#### ASSIGNMENT:
Below are records to be output exactly, every one of them.

#### MATERIAL TO PROCESS:
────────────────
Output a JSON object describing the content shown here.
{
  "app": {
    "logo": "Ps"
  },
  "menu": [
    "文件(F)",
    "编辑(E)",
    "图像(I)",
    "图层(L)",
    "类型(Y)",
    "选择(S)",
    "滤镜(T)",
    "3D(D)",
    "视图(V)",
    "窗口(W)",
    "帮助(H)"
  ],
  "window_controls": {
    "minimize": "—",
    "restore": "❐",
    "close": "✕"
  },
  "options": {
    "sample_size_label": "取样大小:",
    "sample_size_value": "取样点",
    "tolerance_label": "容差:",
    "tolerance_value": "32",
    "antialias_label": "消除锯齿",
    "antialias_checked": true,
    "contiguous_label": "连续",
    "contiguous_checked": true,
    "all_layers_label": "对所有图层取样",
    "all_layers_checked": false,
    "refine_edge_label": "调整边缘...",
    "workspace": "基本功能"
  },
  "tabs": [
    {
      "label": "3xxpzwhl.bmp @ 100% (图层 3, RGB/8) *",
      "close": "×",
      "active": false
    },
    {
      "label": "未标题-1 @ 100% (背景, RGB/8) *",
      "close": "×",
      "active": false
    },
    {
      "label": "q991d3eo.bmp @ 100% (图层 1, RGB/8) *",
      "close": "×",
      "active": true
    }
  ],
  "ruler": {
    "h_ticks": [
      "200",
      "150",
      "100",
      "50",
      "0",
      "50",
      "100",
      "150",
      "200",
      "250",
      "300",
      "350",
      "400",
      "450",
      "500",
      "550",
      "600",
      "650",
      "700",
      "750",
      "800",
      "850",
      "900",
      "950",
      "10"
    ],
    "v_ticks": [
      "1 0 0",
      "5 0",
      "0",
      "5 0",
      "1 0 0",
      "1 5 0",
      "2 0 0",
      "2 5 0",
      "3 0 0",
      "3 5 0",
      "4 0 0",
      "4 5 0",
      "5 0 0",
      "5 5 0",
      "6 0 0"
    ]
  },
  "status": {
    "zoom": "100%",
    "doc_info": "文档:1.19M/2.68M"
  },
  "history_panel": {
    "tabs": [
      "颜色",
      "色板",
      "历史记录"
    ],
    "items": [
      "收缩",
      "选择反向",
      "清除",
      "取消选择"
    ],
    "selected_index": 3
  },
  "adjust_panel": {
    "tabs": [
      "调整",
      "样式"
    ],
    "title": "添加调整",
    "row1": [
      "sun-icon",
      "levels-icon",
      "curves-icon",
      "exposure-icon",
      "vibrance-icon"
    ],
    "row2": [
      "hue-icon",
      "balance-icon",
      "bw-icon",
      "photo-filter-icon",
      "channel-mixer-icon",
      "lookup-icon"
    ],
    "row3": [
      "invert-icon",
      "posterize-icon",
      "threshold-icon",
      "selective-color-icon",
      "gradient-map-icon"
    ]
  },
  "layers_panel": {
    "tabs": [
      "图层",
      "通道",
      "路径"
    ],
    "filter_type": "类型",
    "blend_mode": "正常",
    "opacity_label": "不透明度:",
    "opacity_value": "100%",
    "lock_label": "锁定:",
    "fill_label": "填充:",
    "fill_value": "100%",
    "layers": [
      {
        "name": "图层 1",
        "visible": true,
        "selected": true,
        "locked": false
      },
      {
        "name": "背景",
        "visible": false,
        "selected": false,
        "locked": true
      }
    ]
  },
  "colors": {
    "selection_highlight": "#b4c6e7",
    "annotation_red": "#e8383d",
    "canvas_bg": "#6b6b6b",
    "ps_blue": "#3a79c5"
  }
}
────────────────
#### PROBLEM SOLUTION:
Output a JSON object describing the content shown here.
{
  "app": {
    "logo": "Ps"
  },
  "menu": [
    "文件(F)",
    "编辑(E)",
    "图像(I)",
    "图层(L)",
    "类型(Y)",
    "选择(S)",
    "滤镜(T)",
    "3D(D)",
    "视图(V)",
    "窗口(W)",
    "帮助(H)"
  ],
  "window_controls": {
    "minimize": "—",
    "restore": "❐",
    "close": "✕"
  },
  "options": {
    "sample_size_label": "取样大小:",
    "sample_size_value": "取样点",
    "tolerance_label": "容差:",
    "tolerance_value": "32",
    "antialias_label": "消除锯齿",
    "antialias_checked": true,
    "contiguous_label": "连续",
    "contiguous_checked": true,
    "all_layers_label": "对所有图层取样",
    "all_layers_checked": false,
    "refine_edge_label": "调整边缘...",
    "workspace": "基本功能"
  },
  "tabs": [
    {
      "label": "3xxpzwhl.bmp @ 100% (图层 3, RGB/8) *",
      "close": "×",
      "active": false
    },
    {
      "label": "未标题-1 @ 100% (背景, RGB/8) *",
      "close": "×",
      "active": false
    },
    {
      "label": "q991d3eo.bmp @ 100% (图层 1, RGB/8) *",
      "close": "×",
      "active": true
    }
  ],
  "ruler": {
    "h_ticks": [
      "200",
      "150",
      "100",
      "50",
      "0",
      "50",
      "100",
      "150",
      "200",
      "250",
      "300",
      "350",
      "400",
      "450",
      "500",
      "550",
      "600",
      "650",
      "700",
      "750",
      "800",
      "850",
      "900",
      "950",
      "10"
    ],
    "v_ticks": [
      "1 0 0",
      "5 0",
      "0",
      "5 0",
      "1 0 0",
      "1 5 0",
      "2 0 0",
      "2 5 0",
      "3 0 0",
      "3 5 0",
      "4 0 0",
      "4 5 0",
      "5 0 0",
      "5 5 0",
      "6 0 0"
    ]
  },
  "status": {
    "zoom": "100%",
    "doc_info": "文档:1.19M/2.68M"
  },
  "history_panel": {
    "tabs": [
      "颜色",
      "色板",
      "历史记录"
    ],
    "items": [
      "收缩",
      "选择反向",
      "清除",
      "取消选择"
    ],
    "selected_index": 3
  },
  "adjust_panel": {
    "tabs": [
      "调整",
      "样式"
    ],
    "title": "添加调整",
    "row1": [
      "sun-icon",
      "levels-icon",
      "curves-icon",
      "exposure-icon",
      "vibrance-icon"
    ],
    "row2": [
      "hue-icon",
      "balance-icon",
      "bw-icon",
      "photo-filter-icon",
      "channel-mixer-icon",
      "lookup-icon"
    ],
    "row3": [
      "invert-icon",
      "posterize-icon",
      "threshold-icon",
      "selective-color-icon",
      "gradient-map-icon"
    ]
  },
  "layers_panel": {
    "tabs": [
      "图层",
      "通道",
      "路径"
    ],
    "filter_type": "类型",
    "blend_mode": "正常",
    "opacity_label": "不透明度:",
    "opacity_value": "100%",
    "lock_label": "锁定:",
    "fill_label": "填充:",
    "fill_value": "100%",
    "layers": [
      {
        "name": "图层 1",
        "visible": true,
        "selected": true,
        "locked": false
      },
      {
        "name": "背景",
        "visible": false,
        "selected": false,
        "locked": true
      }
    ]
  },
  "colors": {
    "selection_highlight": "#b4c6e7",
    "annotation_red": "#e8383d",
    "canvas_bg": "#6b6b6b",
    "ps_blue": "#3a79c5"
  }
}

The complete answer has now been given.